The Common Redpoll, Carduelis flammea, is a species in the finch family. It breeds somewhat further south than the Arctic Redpoll, also in habitats with thickets or shrubs. Nominate C. f. flammea (Mealy Redpoll) breeds across the northern parts of North America and Eurasia. There is also an Icelandic subspecies, C. f. islandica, and one which breeds in Greenland and Baffin Island, C. f. rostrata (Greenland Redpoll). All forms migrate further south in winter into southern Canada, the northern USA and most of Eurasia. These birds are remarkably resistant to cold temperatures and winter movements are mainly driven by the availability of food. The common redpoll is smaller, browner and more streaked than the Arctic redpoll. There are two distinct populations (one lighter, one darker) united in islandica, the relationships of which are unresolved.
(From Wikipedia, November 25th, 2010)
The Common Redpoll is a frequent and often abundant winter visitor across all of Alberta. As spring approaches, redpolls leave one and all for their arctic breeding grounds. Some redpolls breed in extreme northeast Alberta.
On their breeding grounds redpolls inhabit patches of scrubby birch and willow. In winter, redpolls can be found anywhere with suitable cover, including city parks and back yards stocked with suitable feeders.

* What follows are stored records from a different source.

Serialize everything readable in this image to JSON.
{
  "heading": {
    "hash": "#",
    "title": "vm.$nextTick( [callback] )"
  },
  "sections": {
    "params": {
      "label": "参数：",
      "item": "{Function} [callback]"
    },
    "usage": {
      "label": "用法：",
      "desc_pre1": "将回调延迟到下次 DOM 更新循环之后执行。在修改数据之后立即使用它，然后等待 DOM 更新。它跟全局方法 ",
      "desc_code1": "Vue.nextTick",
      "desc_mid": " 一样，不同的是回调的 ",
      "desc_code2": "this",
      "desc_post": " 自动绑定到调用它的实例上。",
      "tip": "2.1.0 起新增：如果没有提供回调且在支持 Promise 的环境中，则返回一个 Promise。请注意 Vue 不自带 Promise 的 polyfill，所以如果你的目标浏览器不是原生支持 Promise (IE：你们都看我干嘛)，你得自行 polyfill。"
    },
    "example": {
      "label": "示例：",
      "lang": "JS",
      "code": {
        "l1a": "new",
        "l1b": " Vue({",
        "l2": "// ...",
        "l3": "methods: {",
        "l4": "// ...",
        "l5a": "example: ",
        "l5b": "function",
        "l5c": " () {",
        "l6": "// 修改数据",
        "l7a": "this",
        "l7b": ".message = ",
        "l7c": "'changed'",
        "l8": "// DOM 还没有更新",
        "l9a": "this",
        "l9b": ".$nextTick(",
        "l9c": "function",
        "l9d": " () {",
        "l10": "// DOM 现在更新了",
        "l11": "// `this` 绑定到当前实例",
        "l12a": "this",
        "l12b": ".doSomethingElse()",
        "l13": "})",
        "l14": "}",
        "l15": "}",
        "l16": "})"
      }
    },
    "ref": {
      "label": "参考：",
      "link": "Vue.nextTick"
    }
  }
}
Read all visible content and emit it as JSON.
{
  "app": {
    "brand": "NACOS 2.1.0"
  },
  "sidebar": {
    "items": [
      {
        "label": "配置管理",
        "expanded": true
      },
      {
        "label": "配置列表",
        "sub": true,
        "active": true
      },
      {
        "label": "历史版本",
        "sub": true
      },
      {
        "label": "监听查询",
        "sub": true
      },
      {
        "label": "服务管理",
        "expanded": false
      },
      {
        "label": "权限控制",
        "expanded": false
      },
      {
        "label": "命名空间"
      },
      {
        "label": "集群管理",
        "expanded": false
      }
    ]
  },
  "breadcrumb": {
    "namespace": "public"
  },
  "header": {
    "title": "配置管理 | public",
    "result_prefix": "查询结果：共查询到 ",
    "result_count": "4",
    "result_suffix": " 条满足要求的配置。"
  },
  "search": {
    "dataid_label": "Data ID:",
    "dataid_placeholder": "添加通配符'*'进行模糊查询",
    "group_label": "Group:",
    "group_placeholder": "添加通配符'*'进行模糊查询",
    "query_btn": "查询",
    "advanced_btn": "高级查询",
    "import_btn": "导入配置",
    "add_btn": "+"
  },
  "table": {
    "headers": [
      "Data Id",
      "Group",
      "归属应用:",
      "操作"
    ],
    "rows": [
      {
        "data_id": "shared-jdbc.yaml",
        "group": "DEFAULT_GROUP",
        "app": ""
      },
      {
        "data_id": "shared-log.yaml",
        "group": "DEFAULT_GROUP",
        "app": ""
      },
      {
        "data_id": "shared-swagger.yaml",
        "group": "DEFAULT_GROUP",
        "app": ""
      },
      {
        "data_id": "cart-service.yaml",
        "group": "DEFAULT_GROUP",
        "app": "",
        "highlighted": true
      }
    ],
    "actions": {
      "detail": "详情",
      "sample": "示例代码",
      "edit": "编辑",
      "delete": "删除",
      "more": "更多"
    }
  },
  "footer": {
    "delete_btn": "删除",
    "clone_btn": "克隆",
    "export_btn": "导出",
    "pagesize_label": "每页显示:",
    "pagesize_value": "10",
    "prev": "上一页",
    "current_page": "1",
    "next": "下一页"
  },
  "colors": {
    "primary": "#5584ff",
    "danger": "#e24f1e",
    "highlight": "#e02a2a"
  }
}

When not gorging at feeders in winter stocked with their favorite niger seed or sunflower seeds, redpolls eat seeds of trees such as birch, and of grasses and other plants. They may also nibble from suet feeders, especially in winters where their numbers are high, and there is lots of competition at feeders. On their breeding grounds redpolls also feast on the explosion of buzzing insects that emerge, seemingly without respite in the Arctic summer.
Redpolls build a nest of twigs and grasses on the ground or in low shrubs. Four to seven pale blue eggs splotched with dark markings are laid and incubated for 10 or 11 days. Young are fledged in another 12 days or so.
(From Talk about Wildlife, November 25th, 2010)